Before we construct the driver diagram it is helpful to identify the key factors / themes that impact on the aim. These are the ‘drivers’ that we will build our driver diagram on and are likely to have started to emerge in your thinking and discussions with the project team.

Imagine your aim is to lose weight. The main factors that impact on this would be calories in and calories out. These are the ‘primary drivers’ that will have an effect on achieving your aim.

You will find a full explanation of this technique in the following section of this guide (here), but for now capture your thoughts and those of the project team on the template.

A final thought at this stage is that it is helpful to check that you have a good understanding of the problem / current situation. Again, it is tempting to start making changes, but if you do this from a position of poor understanding of the current state, your solutions will not have the impact you anticipate.

Quality Improvement is a non-linear process and if you are using the curious mind-set you may have already carried out some in depth analysis. If you haven’t then your next actions are to get that understanding.

You don’t want things to slow down trying to ‘know’ everything – we would suggest that it wouldn’t be possible to do that. You just need to be confident you have understood the problem sufficiently to have a good chance of generating ideas that will improve it.

We suggest using one or many of the four techniques outlined in this guide; root cause identification, process mapping, data analysis and ‘go see’.

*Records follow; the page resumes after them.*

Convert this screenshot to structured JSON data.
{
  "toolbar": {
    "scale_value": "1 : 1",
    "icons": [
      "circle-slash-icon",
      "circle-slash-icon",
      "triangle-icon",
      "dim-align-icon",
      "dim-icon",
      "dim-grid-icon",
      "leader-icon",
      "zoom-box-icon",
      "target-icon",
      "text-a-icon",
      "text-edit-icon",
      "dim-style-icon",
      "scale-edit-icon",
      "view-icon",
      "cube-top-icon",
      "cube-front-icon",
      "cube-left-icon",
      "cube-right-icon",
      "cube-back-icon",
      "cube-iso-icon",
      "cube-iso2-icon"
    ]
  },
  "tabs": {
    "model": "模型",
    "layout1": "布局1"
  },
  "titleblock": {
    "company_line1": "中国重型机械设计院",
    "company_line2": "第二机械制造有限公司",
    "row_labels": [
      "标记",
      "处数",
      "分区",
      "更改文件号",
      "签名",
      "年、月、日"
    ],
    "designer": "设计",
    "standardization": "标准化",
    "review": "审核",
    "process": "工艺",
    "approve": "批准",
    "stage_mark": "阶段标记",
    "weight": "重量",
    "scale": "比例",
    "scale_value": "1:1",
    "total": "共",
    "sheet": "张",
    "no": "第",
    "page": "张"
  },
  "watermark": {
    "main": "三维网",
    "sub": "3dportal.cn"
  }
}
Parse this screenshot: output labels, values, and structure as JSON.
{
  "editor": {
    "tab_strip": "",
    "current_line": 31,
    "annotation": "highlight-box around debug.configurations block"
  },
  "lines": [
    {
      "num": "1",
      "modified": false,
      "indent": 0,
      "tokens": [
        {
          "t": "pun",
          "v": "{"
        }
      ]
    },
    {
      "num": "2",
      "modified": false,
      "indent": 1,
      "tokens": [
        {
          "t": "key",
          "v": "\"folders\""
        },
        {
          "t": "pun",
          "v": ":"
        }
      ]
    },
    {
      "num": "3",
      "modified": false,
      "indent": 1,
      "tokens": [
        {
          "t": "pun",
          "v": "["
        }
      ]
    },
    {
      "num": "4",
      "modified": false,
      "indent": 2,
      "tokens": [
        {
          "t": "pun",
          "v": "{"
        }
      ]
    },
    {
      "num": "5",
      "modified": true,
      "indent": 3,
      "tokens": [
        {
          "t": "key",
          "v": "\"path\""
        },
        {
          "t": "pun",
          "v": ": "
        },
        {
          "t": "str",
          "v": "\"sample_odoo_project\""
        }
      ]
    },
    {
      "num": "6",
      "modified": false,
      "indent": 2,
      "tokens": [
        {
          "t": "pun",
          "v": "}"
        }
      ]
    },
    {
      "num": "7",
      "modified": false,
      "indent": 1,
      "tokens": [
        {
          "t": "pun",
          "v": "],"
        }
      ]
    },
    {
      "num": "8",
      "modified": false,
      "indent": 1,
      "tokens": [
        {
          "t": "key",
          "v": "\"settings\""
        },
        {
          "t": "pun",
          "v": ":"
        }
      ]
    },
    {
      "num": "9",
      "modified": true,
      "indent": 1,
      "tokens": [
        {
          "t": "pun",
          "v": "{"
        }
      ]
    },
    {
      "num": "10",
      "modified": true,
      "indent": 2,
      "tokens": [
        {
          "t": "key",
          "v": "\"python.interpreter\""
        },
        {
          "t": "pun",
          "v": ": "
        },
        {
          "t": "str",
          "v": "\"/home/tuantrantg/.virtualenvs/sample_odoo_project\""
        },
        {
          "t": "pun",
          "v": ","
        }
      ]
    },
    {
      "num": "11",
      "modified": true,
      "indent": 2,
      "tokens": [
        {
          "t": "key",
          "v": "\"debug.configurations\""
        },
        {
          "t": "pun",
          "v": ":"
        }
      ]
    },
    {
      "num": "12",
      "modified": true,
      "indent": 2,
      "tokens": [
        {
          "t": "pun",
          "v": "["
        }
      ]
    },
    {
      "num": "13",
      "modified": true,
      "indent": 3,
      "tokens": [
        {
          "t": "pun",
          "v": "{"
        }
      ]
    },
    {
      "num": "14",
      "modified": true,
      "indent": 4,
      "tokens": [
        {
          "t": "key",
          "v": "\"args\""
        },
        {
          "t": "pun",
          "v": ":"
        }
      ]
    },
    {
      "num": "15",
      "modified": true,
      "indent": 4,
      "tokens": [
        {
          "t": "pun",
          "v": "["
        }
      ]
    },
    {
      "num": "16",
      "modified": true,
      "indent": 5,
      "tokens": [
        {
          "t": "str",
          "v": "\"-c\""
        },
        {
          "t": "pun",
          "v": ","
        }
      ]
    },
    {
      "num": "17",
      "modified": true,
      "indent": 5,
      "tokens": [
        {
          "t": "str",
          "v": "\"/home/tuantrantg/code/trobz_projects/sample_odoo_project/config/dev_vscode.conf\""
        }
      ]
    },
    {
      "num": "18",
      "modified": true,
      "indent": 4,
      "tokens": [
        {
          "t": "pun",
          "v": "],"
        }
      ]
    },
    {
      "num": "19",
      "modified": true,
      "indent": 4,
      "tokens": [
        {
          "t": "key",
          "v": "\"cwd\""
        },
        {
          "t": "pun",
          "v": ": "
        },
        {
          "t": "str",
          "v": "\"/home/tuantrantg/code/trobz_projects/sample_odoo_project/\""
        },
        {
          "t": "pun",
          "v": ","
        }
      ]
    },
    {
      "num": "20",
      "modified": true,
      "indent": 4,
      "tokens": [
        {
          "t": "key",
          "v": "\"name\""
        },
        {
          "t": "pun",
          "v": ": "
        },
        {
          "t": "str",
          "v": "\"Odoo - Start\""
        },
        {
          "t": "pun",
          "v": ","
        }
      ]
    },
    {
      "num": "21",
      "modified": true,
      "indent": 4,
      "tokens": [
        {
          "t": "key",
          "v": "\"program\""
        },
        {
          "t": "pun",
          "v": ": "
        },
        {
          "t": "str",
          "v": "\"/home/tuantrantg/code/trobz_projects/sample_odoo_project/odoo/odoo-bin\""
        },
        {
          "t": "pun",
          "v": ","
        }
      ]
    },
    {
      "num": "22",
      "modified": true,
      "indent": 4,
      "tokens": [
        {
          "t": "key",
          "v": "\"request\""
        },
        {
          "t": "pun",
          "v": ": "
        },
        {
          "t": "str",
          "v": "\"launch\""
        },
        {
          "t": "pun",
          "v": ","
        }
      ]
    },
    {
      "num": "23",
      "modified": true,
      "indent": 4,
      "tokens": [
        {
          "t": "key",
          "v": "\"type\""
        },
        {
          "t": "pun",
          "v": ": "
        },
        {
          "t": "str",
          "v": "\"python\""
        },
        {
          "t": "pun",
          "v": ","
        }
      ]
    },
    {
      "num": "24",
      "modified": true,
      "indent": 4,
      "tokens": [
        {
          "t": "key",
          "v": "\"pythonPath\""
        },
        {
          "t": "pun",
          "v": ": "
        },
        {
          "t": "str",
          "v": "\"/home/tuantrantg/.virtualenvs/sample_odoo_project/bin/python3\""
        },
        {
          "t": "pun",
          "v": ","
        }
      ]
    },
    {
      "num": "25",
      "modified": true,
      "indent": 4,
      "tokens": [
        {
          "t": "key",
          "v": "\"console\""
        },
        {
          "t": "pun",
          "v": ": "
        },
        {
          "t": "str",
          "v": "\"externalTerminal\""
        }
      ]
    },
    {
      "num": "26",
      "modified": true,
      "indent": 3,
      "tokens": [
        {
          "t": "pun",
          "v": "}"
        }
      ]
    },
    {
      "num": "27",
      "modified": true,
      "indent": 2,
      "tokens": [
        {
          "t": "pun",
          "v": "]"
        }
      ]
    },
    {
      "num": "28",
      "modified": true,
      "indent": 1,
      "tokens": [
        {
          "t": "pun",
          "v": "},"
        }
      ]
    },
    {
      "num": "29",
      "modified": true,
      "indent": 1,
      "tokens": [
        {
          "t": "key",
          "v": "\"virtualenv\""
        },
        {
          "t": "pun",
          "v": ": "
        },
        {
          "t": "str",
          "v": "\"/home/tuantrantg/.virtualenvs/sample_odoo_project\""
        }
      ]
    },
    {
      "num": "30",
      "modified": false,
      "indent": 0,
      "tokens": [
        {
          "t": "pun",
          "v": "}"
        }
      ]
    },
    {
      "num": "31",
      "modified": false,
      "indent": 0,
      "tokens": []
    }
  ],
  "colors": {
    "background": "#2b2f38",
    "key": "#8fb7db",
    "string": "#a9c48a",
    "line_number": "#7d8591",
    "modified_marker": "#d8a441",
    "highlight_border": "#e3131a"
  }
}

The reality is that understanding the problem is a highly iterative process and as you start working to make improvements, further insights into the situation will be gained which will inform your next actions.